The decision by the Abe government to return Ambassador Yasumasa Nagamine to Seoul and Consul-General Yasuhiro Morimoto to Busan represents a total failure of Japan’s current approach to diplomatic relations with its closest neighbor, South Korea.
Japanese leaders’ hopeless quest to talk down a madman
What made Shinzo Abe so happy about his meeting with Donald Trump?
The election of Donald Trump as US president pushes its alliance with Japan back close to zero.
The first round of the unified local elections on April 12 showed once again that Prime Minister Shinzo Abe and his ruling Liberal Democratic Party are in firm control of the nation. More than two years after the December 2012 general elections, there remains no sign whatsoever that the opposition parties are on the rebound or can even put up a decent fight against the ruling coalition.
The Japanese economy has emerged from recession, helped along by low oil prices and a surging stock market. But at a household level optimism remains elusive.

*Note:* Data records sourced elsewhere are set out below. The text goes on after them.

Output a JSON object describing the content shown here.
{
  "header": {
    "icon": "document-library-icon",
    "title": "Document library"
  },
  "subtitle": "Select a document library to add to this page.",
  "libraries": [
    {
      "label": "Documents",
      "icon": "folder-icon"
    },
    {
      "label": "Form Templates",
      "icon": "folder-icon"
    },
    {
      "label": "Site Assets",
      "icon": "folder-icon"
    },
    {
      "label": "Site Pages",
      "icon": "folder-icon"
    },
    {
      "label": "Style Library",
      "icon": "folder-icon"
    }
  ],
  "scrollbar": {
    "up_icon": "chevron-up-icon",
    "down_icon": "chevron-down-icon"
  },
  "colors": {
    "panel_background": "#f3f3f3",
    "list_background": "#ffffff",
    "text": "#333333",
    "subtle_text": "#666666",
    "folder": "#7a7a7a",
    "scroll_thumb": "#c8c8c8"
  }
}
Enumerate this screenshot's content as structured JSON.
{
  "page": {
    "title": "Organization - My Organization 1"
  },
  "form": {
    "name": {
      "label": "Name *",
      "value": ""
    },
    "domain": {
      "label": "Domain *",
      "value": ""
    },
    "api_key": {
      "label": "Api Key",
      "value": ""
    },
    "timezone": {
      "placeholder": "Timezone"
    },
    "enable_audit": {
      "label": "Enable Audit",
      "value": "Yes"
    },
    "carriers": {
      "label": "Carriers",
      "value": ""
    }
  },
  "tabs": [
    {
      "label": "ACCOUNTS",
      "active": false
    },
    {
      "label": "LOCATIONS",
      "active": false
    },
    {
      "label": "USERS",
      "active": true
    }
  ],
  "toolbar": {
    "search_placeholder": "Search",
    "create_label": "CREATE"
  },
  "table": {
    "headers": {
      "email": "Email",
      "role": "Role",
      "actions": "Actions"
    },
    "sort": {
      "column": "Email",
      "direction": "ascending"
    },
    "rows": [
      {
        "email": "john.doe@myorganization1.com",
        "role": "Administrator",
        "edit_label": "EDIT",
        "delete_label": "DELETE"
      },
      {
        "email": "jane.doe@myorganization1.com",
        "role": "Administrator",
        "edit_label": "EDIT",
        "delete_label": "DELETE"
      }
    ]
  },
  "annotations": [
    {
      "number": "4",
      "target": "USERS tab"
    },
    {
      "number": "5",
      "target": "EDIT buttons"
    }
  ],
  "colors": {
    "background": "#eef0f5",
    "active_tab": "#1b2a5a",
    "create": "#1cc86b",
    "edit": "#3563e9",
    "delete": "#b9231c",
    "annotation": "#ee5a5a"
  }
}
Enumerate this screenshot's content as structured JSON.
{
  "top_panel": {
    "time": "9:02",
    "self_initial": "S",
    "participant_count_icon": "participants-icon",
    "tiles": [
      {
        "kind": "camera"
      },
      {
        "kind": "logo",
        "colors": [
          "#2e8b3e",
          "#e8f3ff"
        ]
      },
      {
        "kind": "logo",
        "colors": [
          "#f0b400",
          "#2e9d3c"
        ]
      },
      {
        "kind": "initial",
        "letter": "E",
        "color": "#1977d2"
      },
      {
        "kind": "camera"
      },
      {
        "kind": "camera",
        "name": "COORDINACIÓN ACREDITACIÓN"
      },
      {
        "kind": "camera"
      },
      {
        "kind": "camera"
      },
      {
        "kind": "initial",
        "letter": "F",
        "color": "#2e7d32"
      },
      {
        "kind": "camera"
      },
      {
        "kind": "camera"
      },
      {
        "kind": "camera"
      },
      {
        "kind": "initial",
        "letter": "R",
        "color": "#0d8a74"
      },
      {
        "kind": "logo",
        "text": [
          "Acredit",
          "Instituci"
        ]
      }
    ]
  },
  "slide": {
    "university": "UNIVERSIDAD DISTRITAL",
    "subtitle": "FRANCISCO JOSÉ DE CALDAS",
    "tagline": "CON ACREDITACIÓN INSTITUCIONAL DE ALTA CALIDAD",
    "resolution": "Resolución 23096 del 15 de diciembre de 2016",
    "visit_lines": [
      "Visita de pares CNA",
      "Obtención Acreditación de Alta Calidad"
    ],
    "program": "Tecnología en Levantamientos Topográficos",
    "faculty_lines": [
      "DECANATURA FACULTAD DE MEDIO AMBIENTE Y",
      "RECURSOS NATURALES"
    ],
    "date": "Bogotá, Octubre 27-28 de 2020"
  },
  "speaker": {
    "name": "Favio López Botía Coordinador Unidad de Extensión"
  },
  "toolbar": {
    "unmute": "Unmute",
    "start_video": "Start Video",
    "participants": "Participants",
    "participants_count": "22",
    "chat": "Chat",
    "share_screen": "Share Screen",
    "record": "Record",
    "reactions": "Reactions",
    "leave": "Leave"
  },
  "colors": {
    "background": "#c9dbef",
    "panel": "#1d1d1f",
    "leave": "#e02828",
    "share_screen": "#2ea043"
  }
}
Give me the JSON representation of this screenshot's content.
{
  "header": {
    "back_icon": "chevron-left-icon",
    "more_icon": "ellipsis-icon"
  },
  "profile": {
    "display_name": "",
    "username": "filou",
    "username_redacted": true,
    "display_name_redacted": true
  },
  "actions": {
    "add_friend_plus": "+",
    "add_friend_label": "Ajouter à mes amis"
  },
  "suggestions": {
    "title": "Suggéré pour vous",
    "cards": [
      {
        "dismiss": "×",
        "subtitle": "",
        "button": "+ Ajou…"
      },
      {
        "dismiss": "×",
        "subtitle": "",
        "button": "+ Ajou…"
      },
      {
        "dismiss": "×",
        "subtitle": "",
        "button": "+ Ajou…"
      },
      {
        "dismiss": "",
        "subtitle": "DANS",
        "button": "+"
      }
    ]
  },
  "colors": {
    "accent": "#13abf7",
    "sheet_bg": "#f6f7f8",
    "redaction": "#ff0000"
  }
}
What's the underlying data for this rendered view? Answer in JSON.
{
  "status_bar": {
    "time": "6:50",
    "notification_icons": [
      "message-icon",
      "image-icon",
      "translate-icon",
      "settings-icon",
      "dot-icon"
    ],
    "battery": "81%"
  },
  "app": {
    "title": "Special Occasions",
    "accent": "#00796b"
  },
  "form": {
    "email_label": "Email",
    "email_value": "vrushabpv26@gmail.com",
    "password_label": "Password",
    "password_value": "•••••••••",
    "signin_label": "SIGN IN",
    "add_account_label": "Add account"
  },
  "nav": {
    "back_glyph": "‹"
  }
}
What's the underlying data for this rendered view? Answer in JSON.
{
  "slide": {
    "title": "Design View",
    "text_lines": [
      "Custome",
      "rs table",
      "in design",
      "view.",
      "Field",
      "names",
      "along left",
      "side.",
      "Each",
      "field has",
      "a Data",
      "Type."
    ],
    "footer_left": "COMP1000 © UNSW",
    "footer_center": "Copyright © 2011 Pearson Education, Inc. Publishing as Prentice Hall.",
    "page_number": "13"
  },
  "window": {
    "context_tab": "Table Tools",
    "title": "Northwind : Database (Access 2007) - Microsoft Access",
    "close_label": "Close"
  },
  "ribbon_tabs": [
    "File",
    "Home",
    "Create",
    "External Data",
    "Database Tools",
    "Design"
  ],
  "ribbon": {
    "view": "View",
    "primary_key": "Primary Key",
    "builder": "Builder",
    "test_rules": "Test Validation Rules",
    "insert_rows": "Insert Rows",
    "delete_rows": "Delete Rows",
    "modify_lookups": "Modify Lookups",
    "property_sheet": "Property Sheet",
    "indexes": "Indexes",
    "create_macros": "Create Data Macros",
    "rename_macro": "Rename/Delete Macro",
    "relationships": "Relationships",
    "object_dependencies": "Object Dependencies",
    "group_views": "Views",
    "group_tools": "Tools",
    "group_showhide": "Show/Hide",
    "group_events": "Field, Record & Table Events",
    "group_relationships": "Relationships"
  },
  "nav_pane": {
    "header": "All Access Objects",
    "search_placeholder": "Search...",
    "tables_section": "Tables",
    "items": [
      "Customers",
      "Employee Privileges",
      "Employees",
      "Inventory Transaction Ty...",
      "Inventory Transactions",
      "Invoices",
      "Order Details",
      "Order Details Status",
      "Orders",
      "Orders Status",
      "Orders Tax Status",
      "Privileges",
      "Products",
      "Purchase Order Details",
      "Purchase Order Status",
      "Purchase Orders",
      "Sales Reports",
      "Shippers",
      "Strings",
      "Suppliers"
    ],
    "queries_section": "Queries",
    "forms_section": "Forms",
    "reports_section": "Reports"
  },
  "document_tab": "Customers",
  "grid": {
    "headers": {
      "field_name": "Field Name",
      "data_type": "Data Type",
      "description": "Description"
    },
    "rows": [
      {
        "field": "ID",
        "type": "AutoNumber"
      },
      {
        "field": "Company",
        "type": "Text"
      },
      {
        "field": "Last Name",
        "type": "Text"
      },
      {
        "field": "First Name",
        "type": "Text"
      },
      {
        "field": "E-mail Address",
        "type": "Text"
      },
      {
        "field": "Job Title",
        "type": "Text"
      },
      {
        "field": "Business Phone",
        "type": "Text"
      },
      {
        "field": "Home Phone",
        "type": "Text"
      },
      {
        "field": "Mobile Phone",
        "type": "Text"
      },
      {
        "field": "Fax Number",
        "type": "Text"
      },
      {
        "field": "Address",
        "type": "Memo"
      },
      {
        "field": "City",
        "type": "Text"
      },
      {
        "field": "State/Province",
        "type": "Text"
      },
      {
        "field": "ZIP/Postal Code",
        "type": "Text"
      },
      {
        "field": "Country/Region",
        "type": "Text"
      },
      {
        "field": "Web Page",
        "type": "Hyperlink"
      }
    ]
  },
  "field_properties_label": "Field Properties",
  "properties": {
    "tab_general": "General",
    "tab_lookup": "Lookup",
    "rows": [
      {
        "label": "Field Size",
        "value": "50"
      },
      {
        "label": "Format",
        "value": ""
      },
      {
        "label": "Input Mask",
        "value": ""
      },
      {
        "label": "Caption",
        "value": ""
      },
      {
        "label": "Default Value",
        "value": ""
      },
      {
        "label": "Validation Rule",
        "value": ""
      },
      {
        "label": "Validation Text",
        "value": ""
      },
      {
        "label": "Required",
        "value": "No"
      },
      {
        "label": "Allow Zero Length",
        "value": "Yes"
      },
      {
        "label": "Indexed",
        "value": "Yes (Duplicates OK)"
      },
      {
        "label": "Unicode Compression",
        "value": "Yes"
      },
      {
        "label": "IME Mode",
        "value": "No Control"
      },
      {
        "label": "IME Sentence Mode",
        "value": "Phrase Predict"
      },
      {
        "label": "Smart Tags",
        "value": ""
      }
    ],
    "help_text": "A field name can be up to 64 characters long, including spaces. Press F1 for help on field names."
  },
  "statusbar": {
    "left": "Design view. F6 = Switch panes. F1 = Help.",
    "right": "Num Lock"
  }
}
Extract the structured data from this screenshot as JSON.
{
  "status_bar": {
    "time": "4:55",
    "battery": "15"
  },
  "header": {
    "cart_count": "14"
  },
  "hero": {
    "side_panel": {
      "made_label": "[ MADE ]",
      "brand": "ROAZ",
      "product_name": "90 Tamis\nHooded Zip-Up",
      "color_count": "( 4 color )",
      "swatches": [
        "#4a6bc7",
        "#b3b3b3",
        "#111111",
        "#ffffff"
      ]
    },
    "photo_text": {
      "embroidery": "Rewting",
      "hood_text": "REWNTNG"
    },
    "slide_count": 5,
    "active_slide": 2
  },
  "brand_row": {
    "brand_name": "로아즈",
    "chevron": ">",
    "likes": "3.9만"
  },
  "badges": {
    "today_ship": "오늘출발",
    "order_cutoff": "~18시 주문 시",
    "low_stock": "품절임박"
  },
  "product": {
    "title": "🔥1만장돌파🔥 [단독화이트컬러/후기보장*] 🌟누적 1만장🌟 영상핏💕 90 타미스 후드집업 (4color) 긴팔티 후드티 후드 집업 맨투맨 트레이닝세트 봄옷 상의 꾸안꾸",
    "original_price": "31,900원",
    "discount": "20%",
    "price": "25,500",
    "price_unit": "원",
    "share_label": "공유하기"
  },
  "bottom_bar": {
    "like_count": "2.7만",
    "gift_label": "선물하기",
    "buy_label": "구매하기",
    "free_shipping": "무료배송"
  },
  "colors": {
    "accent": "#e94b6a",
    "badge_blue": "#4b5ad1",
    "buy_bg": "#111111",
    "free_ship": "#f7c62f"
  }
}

The group sometimes called the “Islamic State of Iraq and the Levant” (ISIL) murdered freelance journalist Kenji Goto and his friend Haruna Yukawa. The various messages that ISIL sent through Goto’s voice to the world demonstrate clearly that they are listening to the debates in the world’s media, and we therefore can understand that ISIL murdered Mr. Goto in full knowledge of the humanitarian nature of his work and the fact that he personally bore no enmity toward Muslims or their causes.
Okinawa Governor Hirokazu Nakaima’s decision to approve construction of the planned US Marine air base at Henoko has won its fair share of admirers. Much of the international media has portrayed it as a “breakthrough” that resolves a long political “stalemate” that had plagued US-Japan relations for many years.
Recent news from Southeast Asia has been dominated by maritime conflicts, and then trade negotiations in second place. However, nature has once again reminded us all that it is not just conflicts among nations that threaten the life and property of citizens. The reminder has come in the shape of a terrible typhoon, known as Haiyan or Yolanda.
“Joining the Trans-Pacific Partnership negotiations is a far-sighted policy,” declared Prime Minister Shinzo Abe to his Cabinet and journalists on Friday, “Japan should play a leading role toward a year-end deal.” The prime minister may be exactly right, but the fact is that very few independent observers have any firm basis for making a judgment. Not only are the TPP talks highly complex, they are also secret and moving very quickly.